Advice for the Home Gardener from the Help Desk of the
UC Master Gardener Program of Contra Costa County
MGCC's Help Desk Response: Thank you for contacting the UC Master Gardener Program Help Desk about the issues with your precious amaryllis bulb.
Two things that we discussed when reviewing the status of your prized amaryllis:
1. The container may be too large for the bulb. Amaryllis bulbs like to be potted in narrow and shallow containers.
2. The soil in your container appears to be moist. As mentioned in our previous emails on this subject, amaryllis do not like wet feet. They like to be kept in fast draining soil and only watered when the top two inches of soil feels dry.
We suggest that you correct these issues first in order to successfully grow your bulb.
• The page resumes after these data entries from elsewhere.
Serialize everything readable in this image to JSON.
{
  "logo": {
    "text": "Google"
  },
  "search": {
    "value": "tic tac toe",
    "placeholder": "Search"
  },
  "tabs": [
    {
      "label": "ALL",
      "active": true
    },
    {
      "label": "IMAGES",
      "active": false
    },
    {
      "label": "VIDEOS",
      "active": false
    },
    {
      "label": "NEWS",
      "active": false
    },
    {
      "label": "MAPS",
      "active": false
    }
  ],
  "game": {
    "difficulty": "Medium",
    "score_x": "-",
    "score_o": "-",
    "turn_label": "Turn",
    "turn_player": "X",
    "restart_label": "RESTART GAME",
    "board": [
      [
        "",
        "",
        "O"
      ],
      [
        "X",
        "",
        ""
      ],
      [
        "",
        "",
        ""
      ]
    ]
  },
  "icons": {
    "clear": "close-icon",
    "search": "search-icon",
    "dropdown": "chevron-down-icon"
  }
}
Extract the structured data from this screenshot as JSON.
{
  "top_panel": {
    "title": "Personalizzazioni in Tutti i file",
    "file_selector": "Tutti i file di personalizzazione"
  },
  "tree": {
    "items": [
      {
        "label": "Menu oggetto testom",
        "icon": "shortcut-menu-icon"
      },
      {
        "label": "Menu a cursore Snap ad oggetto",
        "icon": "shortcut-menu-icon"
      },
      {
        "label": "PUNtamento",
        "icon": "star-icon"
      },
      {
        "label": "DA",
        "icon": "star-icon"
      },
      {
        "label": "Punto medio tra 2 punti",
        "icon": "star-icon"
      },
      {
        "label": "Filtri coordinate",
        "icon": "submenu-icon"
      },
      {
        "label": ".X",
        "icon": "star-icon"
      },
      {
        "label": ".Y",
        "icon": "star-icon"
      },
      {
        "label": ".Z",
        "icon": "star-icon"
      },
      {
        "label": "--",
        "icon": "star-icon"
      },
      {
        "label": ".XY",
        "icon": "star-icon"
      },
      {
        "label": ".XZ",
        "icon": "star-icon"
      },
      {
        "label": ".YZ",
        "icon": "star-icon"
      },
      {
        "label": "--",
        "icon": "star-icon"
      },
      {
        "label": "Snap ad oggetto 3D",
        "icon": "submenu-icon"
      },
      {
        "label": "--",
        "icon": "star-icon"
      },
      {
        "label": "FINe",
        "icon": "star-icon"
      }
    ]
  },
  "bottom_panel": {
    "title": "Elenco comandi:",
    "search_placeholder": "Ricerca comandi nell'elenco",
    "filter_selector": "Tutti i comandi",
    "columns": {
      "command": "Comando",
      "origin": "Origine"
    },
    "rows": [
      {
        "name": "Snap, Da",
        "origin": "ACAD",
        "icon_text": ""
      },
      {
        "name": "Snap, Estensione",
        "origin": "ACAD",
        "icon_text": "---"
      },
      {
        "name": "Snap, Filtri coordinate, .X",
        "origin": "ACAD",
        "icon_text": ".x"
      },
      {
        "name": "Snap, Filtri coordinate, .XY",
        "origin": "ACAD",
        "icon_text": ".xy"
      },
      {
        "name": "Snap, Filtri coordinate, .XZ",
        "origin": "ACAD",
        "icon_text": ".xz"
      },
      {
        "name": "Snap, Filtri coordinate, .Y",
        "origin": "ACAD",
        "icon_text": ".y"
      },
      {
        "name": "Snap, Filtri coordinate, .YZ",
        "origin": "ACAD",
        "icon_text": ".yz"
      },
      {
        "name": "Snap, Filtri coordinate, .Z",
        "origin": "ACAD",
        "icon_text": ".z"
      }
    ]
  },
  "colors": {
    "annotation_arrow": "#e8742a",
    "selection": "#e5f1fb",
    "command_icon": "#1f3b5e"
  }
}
For potted amaryllis, you don't need a great quantity of potting mix, because the bulbs grow and flower best when not over-potted. A 4-inch bulb only needs a pot 6 inches wide by 6 inches deep. The top one-third of the bulb should not be covered with soil, but left bare and protruding above the soil. As the bulb grows, move it gradually to larger pots, but still with a pot not much larger than the bulb itself. This prevents over-watering and waterlogged soil, which would rot the bulb.
We identified your flying insect as a fungus gnat. They are common in poorly drained soil or soil that is constantly wet (over-watered). Fungus gnats are a type of fruit fly that unfortunately either already exist in other potted plants in your home or patio, or may have come in with a new bag of potting soil.
Most of the fungus gnat's life is spent as a larva and pupa in organic matter or soil, so the most effective control methods target these immature stages rather than attempting to directly control the mobile, short-lived adults.
Physical and cultural management tactics—primarily the reductions of excess moisture and organic debris (such as dead leaves)—are key to reducing fungus gnat problems. We also suggest considering the use of the biological insecticide Bacillus thuringiensis (BT). This product is readily available in retail nurseries and garden centers, so it may be the most convenient for you to use. Just ask your favorite nursery for BT and then follow the package directions.
Here is additional information about fungus gnat control and prevention:
Also, please see the attached information on proper use of pesticides:
The beauty of amaryllis bulbs is that they are forgiving and easy to grow, so we want to help get you to the point of little worry and care for your grandmother's bulb!
If you have more questions, please do not hesitate to contact us again.
Help Desk of the UC Master Gardener Program of Contra Costa County (SLH)
Note: The UC Master Gardeners Program of Contra Costa's Help Desk is available year-round to answer your gardening questions. Except for a few holidays, we're open every week, Monday through Thursday for walk-ins from 9:00 am to Noon at 75 Santa Barbara Road, 2d Floor, Pleasant Hill, CA 94523. We can also be reached via telephone: (925)646-6586, email: email@example.com, or on the web at http://ccmg.ucanr.edu/Ask_Us/ MGCC Blogs can be found at http://ccmg.ucanr.edu/HortCoCo/ You can also subscribe to the Blog (http://ucanr.edu/blogs/CCMGBlog/).